This 58 page rhyming picture book weaves together a tale of a little boy and his lost soccer ball, with larger issues of community, oppression, and perspective for the youngest of readers to older children too. I am noted to be skeptical of rhyming books, but the large font, the sweeping pictures, and the dropping of occupation, struggle, and resilience really make this book a treat. Add in discussion questions and an author’s note and you have a solid book that deserves space on home, library, and classroom shelves. My only wish, was that the book was hardback. The horizontal layout with a soft cover make the book difficult to read during story times as the pages flop back. The book is long, but the text on most spreads is minimal and while I could not identify the author’s religious identity, their are numerous hijab wearing #muslimsintheillustrations as Salim journey’s around his neighborhood and into his grand father’s memories.
Salim wakes up, brushes his teeth, and is out the door to play soccer with his best friend Qusai, but the ball goes flying and Salim can’t find it. He starts walking down the hill and it seems to have disappeared.
He asks the fisherman, Abu Zaid, if he has seen it, and he hasn’t, but he offers to help. They then go and ask the seamstress, she hasn’t either, but she puts down her tatreez, offers reassurance, and offers to help. As they head out they bump in to Dr. Bassam. “‘I will help you look,’ the kindly man said. “I can fix broken bones with very few supplies. A lack of resources has made me clever and wise. Resilience and courage are plentiful here. We will find your ball. Salim, no need to fear.'”

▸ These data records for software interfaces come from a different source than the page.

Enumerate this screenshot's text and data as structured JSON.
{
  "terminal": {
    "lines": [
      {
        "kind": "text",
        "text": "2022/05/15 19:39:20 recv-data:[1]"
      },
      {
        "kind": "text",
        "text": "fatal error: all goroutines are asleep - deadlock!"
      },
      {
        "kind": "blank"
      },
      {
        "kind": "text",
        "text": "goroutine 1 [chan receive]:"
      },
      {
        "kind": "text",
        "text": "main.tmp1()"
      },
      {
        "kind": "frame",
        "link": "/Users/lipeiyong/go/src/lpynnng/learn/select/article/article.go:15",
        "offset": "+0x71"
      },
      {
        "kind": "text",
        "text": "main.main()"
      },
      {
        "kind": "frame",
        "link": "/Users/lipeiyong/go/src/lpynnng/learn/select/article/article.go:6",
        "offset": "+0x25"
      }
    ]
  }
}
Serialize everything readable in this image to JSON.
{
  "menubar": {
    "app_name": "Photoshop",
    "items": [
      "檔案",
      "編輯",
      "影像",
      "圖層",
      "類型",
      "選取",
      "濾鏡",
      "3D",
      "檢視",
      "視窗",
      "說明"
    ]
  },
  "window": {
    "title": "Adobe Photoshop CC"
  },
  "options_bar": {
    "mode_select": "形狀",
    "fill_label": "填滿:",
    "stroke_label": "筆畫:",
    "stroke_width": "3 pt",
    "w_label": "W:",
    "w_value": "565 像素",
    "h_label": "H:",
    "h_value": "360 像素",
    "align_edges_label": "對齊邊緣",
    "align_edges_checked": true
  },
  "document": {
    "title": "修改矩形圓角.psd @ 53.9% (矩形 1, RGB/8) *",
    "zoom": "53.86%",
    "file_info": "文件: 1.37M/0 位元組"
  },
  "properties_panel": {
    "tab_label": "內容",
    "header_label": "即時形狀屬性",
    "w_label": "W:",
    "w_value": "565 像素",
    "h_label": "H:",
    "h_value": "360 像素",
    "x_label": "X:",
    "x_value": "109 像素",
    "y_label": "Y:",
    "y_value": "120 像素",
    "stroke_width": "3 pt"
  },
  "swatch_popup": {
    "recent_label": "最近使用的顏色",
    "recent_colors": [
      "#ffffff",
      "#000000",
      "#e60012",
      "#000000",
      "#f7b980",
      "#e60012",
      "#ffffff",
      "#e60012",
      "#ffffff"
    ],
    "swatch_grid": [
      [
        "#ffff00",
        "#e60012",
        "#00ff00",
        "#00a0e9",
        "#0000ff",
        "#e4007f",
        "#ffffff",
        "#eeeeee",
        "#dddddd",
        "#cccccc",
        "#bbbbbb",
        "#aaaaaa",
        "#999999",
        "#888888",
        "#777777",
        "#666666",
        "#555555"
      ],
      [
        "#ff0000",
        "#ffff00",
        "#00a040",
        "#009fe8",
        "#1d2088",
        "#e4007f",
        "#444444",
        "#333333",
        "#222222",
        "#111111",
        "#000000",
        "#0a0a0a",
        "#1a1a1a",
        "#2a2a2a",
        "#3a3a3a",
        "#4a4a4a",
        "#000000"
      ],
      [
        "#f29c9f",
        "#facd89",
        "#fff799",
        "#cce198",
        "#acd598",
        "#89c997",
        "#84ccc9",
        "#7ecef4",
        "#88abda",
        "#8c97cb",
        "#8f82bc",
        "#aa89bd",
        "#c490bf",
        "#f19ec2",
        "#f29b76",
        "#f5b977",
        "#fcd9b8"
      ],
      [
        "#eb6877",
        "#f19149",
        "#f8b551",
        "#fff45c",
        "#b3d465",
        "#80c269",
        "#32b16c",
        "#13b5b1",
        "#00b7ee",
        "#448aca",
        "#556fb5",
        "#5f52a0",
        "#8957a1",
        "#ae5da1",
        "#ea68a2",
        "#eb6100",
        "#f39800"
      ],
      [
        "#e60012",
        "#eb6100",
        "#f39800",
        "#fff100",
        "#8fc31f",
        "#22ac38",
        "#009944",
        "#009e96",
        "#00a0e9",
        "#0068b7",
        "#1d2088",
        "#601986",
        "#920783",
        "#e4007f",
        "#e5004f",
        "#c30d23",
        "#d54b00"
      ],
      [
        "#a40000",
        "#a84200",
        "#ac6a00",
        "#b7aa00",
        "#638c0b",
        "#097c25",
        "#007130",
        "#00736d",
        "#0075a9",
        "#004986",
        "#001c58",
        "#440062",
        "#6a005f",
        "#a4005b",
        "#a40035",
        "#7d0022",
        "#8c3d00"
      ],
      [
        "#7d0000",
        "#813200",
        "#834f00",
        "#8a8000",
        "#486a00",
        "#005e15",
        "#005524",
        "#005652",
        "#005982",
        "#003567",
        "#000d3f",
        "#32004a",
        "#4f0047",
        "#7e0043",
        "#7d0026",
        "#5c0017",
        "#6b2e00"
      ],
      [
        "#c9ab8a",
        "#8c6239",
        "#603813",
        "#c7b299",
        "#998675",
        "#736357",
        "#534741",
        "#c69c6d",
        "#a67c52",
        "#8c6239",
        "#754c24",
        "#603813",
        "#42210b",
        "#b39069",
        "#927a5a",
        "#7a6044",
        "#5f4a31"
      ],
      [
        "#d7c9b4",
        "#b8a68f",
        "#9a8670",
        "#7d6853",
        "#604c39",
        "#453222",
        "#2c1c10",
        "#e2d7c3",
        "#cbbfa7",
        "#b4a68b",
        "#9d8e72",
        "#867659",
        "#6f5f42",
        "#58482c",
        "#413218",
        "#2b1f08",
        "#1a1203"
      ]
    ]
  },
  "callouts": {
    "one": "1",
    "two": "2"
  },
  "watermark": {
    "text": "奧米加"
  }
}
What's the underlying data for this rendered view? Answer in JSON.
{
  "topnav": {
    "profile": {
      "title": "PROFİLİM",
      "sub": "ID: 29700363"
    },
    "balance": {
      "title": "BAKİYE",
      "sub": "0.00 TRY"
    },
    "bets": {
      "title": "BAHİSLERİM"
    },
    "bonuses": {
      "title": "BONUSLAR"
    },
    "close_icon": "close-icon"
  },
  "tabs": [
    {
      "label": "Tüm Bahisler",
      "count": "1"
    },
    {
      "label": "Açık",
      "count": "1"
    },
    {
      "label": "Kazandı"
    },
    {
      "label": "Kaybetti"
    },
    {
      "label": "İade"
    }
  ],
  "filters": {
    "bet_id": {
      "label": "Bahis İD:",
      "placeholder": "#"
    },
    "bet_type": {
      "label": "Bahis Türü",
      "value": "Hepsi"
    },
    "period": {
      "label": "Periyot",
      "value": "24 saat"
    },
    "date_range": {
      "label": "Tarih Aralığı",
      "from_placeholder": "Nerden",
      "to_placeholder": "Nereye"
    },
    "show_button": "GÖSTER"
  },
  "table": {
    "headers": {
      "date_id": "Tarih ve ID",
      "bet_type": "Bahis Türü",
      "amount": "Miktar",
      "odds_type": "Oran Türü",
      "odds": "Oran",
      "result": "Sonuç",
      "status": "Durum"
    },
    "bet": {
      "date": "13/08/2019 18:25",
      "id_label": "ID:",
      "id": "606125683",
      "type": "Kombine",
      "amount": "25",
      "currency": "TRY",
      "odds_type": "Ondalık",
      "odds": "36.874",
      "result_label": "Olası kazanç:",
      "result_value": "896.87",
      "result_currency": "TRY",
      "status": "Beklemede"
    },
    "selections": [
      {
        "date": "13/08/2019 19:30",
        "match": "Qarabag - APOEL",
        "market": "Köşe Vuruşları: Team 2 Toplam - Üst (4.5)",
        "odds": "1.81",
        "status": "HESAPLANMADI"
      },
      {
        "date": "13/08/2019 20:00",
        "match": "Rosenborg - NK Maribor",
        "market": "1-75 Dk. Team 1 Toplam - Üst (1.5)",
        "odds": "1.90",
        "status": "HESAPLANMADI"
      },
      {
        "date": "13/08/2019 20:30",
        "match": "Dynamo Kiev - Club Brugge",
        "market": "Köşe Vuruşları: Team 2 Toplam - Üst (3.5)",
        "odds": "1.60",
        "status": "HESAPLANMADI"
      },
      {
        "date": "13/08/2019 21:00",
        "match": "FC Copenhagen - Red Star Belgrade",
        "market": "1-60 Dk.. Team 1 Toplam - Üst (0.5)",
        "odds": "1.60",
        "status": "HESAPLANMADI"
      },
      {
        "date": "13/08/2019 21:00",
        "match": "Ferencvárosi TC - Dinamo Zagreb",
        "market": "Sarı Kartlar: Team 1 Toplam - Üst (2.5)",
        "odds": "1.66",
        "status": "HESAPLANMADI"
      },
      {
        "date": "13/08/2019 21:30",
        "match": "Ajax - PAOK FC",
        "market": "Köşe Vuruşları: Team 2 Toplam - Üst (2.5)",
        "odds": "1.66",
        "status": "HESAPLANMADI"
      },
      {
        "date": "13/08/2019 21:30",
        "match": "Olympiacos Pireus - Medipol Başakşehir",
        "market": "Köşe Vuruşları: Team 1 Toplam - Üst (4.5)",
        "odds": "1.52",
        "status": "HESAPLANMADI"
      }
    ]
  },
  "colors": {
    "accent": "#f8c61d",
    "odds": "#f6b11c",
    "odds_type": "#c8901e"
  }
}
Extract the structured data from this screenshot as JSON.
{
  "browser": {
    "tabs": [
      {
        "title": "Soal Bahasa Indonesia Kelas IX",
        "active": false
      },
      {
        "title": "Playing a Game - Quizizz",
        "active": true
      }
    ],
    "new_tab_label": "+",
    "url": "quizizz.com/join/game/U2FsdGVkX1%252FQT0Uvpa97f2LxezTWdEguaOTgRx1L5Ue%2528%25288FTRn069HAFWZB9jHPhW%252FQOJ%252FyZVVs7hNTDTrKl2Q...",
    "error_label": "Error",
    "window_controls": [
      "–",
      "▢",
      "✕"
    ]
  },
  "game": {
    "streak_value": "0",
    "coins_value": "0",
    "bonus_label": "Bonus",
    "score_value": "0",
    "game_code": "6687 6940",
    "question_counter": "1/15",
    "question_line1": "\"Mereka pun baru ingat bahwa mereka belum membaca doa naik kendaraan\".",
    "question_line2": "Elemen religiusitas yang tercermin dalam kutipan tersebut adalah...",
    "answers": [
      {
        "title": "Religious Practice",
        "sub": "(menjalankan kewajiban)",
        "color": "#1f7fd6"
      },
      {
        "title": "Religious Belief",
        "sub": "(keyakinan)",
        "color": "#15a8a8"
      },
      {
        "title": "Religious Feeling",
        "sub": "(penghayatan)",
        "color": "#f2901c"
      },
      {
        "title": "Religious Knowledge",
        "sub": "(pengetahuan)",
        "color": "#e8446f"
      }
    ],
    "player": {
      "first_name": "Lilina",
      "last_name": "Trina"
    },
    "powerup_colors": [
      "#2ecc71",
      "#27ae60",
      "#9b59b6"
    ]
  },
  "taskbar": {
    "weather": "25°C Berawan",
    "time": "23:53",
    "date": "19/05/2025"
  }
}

The searching continues, with a small break for khanfeh, and then Qusai is found, and so is the ball. Like so many joyful items, the barbed wire of the apartheid wall has destroyed the soccer ball. Upset, Abu Omar, calls out to Salim, and his grandpa embraces and consoles the young boy recalling a donkey with wonky ears and life on the farm. With resilience and joy Salim heads home to a community surprise and a hopeful future inshaAllah.
The book concludes with five discussion questions that connect Salim’s experience to universal experiences of people everywhere. It is followed by factual and personal author’s note about Palestine and the book.
There is nothing religious aside from the hijabs worn, Dome of the Rock, Masjid al Aqsa, and Church of The Holy Sepulcher in the backgrounds of a few images. I purchased my copy from Amazon HERE and can also be purchased through Shop Palestine HERE.